The passion Sharon Kingman ’80 has for CofC permeates every aspect of her life. For example, when Noah, the son of one of her son-in-law’s clients, didn’t get into his first-choice school, Kingman wrote a letter of recommendation for him to the College. Fast-forward four years: As Noah gave an admissions’ tour to a prospective student, who also did not get into the first university on his list, he shared his story and how he thrived at CofC. By the end of the tour, the prospect decided to enroll. The story epitomizes why Kingman is so involved with the College: “It’s the spirit of giving and helping others with the hope that they are appreciative and pay it forward.”

After graduating with a B.S. in business administration, Kingman embarked on a career running telecommunications and technology for major sporting events, including the FIFA World Cup and the Olympic Games. Her work took her out of South Carolina for more than 20 years, but when she returned, fellow alumna Renee Buyck Romberger ’81 contacted her about getting involved with the College and classmate Cathy Mahon ’80, vice president of development at the College, asked her to help coordinate the 25th reunion for the Class of ’80-’81.

As reunion co-chair, Kingman not only helped put on a great event, she set up the endowed Class of 1980 & 1981 Scholarship that has helped six students. She also joined the College of Charleston Foundation Board, on which she served for 14 years. “It was a big commitment, particularly since I live four hours away,” says Kingman. “I really want to give a callout to an unsung hero, my husband. Rus supported me through a lot of late nights. He also supported the endowed scholarship that we created in 2006.”

To date, nine students have received the Rus and Sharon Kingman Scholarship, but the personal connections are what Kingman values most. “People can’t succeed in their professional careers without mentoring,” she explains. “When we give financial support to students, they often reach out, and a relationship forms, which is truly our honor.”

Connections are so important to Kingman that she joined the MBA mentoring program in 2011. Her first mentee was John Moye ’05 (MBA ’12).

“After Sharon and I were matched up, we established a meeting cadence, frequency and scope that worked well for us,” says Moye, who works for Wonderlic, an HR software company. “We met monthly at a minimum and continued to connect as I re-entered the workforce. Now, we check in a few times a year not just as mentor-mentee, but also as friends.

“When I started the MBA program, I didn’t have clearly defined goals,” he adds. “Having a relationship with such an accomplished person, who took the time to invest in me and my future, has been exceedingly impactful; Sharon helped me set and achieve meaningful goals.”

The strong bond between Moye and Kingman so intrigued Moye’s boss and CEO, Charlie Wonderlic, that he is now an MBA mentor.

Kingman also stepped up when her late friend, George Spaulding, asked her to take his place leading the School of Education, Health, and Human Performance Make Your Own Coffee lecture series. Each semester, Kingman provides lunch and shares life lessons about everything, from retirement to debit accounts. “George’s idea was that we spend a lifetime earning money, so we need to spend time on how to save it,” explains Kingman.
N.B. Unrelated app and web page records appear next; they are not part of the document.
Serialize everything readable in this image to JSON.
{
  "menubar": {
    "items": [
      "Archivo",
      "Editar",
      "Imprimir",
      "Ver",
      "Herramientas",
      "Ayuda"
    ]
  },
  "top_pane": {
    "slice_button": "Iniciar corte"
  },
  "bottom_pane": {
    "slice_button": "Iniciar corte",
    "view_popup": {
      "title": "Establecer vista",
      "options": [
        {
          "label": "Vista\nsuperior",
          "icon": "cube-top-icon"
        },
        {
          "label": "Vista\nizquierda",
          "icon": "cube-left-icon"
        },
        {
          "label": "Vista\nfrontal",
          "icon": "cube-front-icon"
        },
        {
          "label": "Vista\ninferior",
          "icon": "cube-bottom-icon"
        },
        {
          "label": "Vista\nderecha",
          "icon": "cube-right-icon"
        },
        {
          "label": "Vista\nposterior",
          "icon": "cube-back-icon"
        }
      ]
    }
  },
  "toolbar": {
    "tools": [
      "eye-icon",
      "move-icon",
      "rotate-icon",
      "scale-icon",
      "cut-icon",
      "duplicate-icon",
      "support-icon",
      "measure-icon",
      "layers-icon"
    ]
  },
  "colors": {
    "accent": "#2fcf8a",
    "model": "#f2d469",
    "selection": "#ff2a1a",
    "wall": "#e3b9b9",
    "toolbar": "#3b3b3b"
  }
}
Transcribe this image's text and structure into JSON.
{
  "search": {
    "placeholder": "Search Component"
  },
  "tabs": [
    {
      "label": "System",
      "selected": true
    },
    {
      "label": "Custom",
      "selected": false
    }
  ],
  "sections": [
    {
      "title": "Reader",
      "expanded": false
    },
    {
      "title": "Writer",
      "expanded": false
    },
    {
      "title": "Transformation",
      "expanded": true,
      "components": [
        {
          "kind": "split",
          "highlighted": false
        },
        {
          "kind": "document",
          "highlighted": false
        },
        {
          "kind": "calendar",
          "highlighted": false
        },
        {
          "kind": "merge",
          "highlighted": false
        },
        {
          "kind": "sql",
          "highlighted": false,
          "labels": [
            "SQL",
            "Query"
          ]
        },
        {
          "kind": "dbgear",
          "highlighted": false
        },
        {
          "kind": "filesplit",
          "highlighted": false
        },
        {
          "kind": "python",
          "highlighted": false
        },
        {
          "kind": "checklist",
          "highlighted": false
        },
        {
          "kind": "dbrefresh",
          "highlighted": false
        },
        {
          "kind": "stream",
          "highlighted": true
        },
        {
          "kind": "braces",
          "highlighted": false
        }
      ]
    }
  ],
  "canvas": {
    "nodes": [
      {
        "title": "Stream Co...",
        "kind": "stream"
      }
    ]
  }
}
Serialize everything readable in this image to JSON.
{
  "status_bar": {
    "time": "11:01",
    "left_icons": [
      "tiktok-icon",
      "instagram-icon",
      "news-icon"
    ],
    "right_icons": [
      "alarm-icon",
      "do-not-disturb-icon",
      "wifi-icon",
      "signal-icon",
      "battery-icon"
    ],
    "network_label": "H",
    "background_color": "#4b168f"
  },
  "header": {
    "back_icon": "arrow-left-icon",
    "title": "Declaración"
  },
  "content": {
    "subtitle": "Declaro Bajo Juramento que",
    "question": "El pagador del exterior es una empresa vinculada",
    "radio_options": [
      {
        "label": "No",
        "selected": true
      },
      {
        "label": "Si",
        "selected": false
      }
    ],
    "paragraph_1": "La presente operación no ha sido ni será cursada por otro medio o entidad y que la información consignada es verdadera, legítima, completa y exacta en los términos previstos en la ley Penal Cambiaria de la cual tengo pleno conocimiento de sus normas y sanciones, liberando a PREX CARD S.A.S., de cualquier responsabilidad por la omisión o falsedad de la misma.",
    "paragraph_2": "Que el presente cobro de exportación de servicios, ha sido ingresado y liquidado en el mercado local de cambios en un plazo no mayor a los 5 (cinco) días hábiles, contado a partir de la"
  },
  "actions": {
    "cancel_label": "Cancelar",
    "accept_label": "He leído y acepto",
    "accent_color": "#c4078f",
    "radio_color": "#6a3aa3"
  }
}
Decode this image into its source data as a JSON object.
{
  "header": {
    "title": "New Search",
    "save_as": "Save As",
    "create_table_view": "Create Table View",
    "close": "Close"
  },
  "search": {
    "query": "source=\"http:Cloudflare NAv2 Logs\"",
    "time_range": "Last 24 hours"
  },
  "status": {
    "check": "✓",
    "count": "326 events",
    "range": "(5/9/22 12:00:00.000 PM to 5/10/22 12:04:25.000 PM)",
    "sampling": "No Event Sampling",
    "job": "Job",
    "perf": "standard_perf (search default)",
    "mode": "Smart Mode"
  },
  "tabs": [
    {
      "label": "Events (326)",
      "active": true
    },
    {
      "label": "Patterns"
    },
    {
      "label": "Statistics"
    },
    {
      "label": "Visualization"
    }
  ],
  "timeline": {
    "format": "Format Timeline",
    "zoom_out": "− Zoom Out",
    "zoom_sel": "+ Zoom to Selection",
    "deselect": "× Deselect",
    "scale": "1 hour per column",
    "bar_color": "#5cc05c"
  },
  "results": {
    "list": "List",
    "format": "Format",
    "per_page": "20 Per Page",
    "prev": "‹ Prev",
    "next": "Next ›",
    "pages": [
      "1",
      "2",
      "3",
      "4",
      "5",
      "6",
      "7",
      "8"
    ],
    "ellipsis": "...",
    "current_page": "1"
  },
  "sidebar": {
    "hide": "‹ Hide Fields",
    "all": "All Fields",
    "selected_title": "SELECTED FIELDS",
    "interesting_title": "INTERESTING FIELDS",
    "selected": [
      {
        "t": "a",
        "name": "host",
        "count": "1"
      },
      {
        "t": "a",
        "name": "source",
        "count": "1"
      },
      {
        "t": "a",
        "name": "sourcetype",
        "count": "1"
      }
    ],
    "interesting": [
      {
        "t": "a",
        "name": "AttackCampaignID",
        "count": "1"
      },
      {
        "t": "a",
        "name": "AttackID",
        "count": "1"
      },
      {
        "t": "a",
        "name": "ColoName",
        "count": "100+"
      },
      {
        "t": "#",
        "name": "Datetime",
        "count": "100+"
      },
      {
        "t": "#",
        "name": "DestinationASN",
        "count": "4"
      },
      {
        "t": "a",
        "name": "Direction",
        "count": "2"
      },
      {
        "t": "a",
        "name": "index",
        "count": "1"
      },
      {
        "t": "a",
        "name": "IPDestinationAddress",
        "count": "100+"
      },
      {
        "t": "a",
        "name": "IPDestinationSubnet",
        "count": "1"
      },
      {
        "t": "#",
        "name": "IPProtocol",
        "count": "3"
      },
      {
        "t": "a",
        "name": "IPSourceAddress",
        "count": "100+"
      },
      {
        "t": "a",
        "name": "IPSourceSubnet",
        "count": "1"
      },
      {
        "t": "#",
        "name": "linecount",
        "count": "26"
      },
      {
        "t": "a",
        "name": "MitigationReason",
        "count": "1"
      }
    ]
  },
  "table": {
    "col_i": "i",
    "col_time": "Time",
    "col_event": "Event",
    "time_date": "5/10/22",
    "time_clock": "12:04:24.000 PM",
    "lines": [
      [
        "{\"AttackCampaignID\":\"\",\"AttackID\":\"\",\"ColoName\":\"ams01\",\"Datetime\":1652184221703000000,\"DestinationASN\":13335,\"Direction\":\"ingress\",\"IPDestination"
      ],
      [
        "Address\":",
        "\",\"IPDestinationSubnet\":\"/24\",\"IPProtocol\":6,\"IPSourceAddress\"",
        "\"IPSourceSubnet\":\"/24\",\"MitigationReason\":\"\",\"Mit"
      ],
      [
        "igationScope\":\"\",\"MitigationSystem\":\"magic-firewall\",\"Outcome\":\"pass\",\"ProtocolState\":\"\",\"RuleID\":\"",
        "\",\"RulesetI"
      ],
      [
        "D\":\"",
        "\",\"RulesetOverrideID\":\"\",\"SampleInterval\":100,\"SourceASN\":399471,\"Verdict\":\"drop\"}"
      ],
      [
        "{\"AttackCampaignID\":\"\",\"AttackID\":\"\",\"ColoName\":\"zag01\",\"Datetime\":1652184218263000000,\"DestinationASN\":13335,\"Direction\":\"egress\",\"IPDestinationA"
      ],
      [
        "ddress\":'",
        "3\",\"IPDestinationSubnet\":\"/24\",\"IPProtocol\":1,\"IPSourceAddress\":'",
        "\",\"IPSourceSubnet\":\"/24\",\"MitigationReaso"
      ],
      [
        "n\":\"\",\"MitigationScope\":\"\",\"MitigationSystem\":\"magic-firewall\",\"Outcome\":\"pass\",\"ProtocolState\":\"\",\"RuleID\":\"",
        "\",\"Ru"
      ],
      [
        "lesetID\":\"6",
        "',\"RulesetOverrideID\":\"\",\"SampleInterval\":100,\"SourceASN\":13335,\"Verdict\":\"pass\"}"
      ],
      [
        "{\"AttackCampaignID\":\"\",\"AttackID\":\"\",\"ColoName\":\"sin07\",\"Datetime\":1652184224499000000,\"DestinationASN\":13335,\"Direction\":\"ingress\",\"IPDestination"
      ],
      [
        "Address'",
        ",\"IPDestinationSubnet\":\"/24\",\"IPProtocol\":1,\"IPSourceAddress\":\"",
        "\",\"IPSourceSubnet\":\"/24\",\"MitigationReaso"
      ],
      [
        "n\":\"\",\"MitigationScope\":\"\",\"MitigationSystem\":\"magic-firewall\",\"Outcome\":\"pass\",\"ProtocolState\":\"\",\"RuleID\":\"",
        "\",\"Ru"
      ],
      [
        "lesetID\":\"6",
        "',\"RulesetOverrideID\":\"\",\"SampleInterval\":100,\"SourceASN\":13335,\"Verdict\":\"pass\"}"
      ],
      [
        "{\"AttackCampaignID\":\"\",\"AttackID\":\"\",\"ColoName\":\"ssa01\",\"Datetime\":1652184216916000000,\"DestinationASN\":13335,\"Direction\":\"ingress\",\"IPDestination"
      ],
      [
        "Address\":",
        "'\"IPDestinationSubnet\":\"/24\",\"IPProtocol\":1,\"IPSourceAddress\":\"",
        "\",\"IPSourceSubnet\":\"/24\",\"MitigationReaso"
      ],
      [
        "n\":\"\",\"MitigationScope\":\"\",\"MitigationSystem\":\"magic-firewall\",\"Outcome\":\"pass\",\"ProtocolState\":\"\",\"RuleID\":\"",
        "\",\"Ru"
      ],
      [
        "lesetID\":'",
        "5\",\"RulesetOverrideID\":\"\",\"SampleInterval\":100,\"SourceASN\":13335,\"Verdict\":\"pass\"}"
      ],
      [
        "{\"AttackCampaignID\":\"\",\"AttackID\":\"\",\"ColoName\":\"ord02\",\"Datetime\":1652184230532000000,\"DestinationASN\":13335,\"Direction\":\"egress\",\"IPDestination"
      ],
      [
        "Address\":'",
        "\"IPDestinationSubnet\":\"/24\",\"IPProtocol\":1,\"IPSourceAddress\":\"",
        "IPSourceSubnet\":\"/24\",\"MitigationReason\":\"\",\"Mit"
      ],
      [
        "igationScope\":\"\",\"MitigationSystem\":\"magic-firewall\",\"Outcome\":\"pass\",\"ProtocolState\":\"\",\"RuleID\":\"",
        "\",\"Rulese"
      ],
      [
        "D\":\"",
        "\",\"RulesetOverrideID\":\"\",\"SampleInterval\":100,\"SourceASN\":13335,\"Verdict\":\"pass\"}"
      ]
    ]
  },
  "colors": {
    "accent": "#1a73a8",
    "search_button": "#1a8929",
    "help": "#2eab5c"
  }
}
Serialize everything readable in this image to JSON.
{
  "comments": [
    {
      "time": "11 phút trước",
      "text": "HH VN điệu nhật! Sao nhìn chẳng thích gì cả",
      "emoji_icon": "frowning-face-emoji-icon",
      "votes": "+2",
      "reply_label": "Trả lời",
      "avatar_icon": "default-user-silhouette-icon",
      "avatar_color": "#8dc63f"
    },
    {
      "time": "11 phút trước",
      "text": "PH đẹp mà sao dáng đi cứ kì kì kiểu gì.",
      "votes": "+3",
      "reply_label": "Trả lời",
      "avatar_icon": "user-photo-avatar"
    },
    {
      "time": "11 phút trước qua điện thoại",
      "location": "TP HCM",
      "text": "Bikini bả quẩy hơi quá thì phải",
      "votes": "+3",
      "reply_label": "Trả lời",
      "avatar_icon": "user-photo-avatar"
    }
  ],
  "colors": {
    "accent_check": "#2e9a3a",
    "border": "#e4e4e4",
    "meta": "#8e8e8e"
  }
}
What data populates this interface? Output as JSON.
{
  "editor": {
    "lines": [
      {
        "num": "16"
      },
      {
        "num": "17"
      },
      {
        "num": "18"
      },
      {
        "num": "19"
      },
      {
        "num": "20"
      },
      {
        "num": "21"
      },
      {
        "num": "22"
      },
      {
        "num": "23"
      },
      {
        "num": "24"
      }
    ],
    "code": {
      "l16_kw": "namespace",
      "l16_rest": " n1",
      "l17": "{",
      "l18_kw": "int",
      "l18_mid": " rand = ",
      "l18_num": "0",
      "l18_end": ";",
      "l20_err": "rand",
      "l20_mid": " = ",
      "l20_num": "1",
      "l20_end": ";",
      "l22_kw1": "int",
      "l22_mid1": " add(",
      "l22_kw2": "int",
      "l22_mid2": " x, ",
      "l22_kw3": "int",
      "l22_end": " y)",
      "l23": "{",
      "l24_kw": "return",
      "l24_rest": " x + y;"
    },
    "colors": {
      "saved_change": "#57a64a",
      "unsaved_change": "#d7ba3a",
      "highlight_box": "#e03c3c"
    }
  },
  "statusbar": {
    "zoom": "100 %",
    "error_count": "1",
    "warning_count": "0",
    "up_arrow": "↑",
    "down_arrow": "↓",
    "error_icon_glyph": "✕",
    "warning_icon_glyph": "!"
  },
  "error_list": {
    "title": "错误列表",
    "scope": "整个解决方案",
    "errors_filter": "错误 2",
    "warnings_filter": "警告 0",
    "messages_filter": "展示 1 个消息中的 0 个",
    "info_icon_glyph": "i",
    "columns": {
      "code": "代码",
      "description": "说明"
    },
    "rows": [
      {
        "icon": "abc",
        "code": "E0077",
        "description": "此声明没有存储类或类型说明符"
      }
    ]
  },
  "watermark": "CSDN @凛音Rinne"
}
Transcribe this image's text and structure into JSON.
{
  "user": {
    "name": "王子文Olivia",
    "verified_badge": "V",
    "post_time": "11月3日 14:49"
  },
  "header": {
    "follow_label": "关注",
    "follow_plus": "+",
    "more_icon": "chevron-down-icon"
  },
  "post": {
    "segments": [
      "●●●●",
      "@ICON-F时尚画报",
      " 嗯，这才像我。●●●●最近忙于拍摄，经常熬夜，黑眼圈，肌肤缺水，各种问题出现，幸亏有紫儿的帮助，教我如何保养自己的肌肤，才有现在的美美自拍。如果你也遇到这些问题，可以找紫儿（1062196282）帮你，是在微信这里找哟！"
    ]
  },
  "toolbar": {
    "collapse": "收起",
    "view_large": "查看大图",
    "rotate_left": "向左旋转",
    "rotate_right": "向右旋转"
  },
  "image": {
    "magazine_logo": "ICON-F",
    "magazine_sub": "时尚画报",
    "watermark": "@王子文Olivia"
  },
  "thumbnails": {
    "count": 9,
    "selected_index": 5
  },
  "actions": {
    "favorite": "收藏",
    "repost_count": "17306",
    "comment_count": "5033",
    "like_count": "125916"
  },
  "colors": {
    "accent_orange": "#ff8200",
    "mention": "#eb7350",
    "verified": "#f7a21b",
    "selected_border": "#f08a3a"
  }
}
With her 40th reunion coming up, Kingman looks forward to everyone getting together again – and getting more involved with the College. “The College needs a lot of alumni engaged in mentoring, providing internships or just spending time with students,” she says. “Networking is the single-most important thing alumni can do for students.”

Featured image of Sharon Kingman by Mike Ledford.